On July 16th, the Canadian research icebreaker CCGS Amundsen left Quebec City for its 16th annual scientific mission. The multidisciplinary expedition will run until October 24 2020 and will allow a reduced contingent of scientists from national research teams to study the marine and coastal environments of the Canadian and Greenlandic waters.
The COVID-19 pandemic has drastically changed the way oceanographic research is conducted from the CCGS Amundsen in 2020. All 2020 field season programs that had an international component or that were targeting regions above 60°N have been postponed to 2021. As such, the CCGS Amundsen-related scientists will not be transiting through any northern community in 2020.
“Amundsen Science‘s primary objective during the current pandemic is to maintain acceptable at-sea research activities while taking the appropriate measures to not affect the health and safety of Canada’s northern communities and safeguard all sea-going personnel and support staff ashore,” says Alexandre Forest, executive director and COO, Amundsen Science.
The 2020 CCGS Amundsen scientific expedition will primarily focus on sub-Arctic operations in the Labrador Sea carried out by a reduced science crew in support of four main scientific programs:
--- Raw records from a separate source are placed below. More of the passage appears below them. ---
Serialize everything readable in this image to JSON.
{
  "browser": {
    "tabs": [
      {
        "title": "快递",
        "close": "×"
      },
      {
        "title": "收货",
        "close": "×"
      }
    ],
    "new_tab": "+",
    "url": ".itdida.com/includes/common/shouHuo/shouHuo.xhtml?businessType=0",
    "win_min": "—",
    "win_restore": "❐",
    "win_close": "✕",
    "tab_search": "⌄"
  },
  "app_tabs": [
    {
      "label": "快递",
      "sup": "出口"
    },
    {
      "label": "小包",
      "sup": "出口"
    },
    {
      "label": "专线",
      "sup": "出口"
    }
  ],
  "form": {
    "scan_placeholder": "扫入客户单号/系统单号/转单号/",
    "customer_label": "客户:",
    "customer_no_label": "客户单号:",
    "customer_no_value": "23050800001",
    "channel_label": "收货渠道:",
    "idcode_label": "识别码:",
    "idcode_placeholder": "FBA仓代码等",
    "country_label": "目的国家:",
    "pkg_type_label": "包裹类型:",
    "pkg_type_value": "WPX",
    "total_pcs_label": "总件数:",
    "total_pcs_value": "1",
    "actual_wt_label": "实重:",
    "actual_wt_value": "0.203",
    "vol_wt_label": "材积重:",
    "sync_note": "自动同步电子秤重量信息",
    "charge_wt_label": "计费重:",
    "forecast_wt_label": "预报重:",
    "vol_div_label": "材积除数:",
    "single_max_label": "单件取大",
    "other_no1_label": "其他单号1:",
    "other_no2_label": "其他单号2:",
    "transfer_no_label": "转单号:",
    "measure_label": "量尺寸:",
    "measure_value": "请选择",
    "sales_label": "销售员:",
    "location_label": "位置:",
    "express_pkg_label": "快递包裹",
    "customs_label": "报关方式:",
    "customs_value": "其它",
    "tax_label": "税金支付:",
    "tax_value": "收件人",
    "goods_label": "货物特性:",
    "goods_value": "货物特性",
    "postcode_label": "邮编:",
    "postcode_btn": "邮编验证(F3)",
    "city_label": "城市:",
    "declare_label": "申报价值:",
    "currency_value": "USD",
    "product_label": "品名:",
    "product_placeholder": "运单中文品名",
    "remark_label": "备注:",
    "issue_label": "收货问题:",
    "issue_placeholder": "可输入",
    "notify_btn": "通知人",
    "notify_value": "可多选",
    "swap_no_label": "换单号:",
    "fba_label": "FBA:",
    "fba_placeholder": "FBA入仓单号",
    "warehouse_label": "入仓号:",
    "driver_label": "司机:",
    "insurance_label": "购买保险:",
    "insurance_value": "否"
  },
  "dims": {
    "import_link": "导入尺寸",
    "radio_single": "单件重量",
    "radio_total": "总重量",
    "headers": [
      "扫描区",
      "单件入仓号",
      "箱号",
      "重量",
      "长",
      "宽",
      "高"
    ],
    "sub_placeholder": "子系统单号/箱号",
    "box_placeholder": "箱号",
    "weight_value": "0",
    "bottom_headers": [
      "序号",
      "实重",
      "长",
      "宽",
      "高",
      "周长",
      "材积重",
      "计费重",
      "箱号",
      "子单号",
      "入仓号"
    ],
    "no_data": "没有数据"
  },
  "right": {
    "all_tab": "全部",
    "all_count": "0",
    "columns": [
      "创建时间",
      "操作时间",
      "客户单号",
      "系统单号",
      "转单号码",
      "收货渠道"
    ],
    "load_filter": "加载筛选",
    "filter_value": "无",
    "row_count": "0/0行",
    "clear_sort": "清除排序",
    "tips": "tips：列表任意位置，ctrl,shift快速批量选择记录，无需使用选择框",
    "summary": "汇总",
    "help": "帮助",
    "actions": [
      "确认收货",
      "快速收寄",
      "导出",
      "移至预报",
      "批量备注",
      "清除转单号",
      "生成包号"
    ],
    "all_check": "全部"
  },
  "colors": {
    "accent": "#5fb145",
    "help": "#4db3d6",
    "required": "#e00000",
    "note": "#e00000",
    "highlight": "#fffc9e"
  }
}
- The Atlantic Zonal Off-Shelf Monitoring Program (AZOMP), led by Fisheries and Oceans Canada in collaboration with Amundsen Science and the universities of Dalhousie, Alberta, Manitoba, Laval, and Québec à Rimouski, studying the ocean climate variability and biogeochemistry of the Labrador Sea. AZOMP has been held annually in this sector since 1990;
- Natural Resources Canada Marine Geoscience Spatial Planning Program (pending approval) involving seafloor sediment surveys and deep-sea sampling operations at key geological sites of the Northeast Newfoundland Shelf and Slope- an area known for high-density populations of deep-sea corals, sponges and sea pens – to support ocean management activities in the region;
- The Deep-water coral/seep habitats program led by Dalhousie University in collaboration with Memorial University, Fisheries and Oceans Canada, and University of Calgary, that aim at characterizing the Northern Labrador Sea and coastal environments using the co-located sampling of several different ecosystem components;
- An opportunistic seabed mapping program of the southeastern Arctic region, led by the Canadian Hydrographic Service in collaboration with Amundsen Science and the University of New Brunswick, aiming to expand the modern hydrographic data coverage in the Low Impact Shipping Corridors of eastern Canada.
Fresh out of a recent drydock, the research icebreaker CCGS Amundsen has undergone significant improvements in its pool of scientific equipment. A new EK80 echosounder to study fish and plankton was installed through the hull and a new CTD-Rosette oceanographic profiler to sample the water column was procured. The improvements also include the acquisition of a light work-class Comanche Remotely Operated Vehicle (ROV), replacing the previous decommissioned ROV unit, that will be integrated to the ship and fully tested as part of the 2020 expedition. The first scientific mission of the new Amundsen’s Comanche ROV in the Arctic is planned for 2021.
“The new state-of-the- art wideband EK80 echosounder will allow us to document the vertical distribution of fish and zooplankton with a 1-cm resolution every second along the ship’s track. This new instrument will also help us to identify more precisely which species are present in the water column. Ultimately, it will greatly increase the accuracy of our abundance estimates for fish and zooplankton in the Labrador Sea and the Canadian Arctic,” mentioned Maxime Geoffroy, Research Scientist at the Marine Institute of Memorial University and Chief Scientist on one of the 2020 expedition legs
About Amundsen Science
Hosted at Université Laval, Amundsen Science is the organization responsible for the management of the scientific mandate of the research icebreaker CCGS Amundsen. Mobilized for science in 2002 thanks to major grants from the Canada Foundation for Innovation and other partners, the CCGS Amundsen has been pivotal in revitalizing Canada’s research effort in the study of the changing Arctic Ocean and the health of Canadian Inuit. Since 2003, the research icebreaker has accommodated over 115 Canadian and international teams in the deployment of no less than 45 major science programs, totalling nearly half a billion dollars in research investments.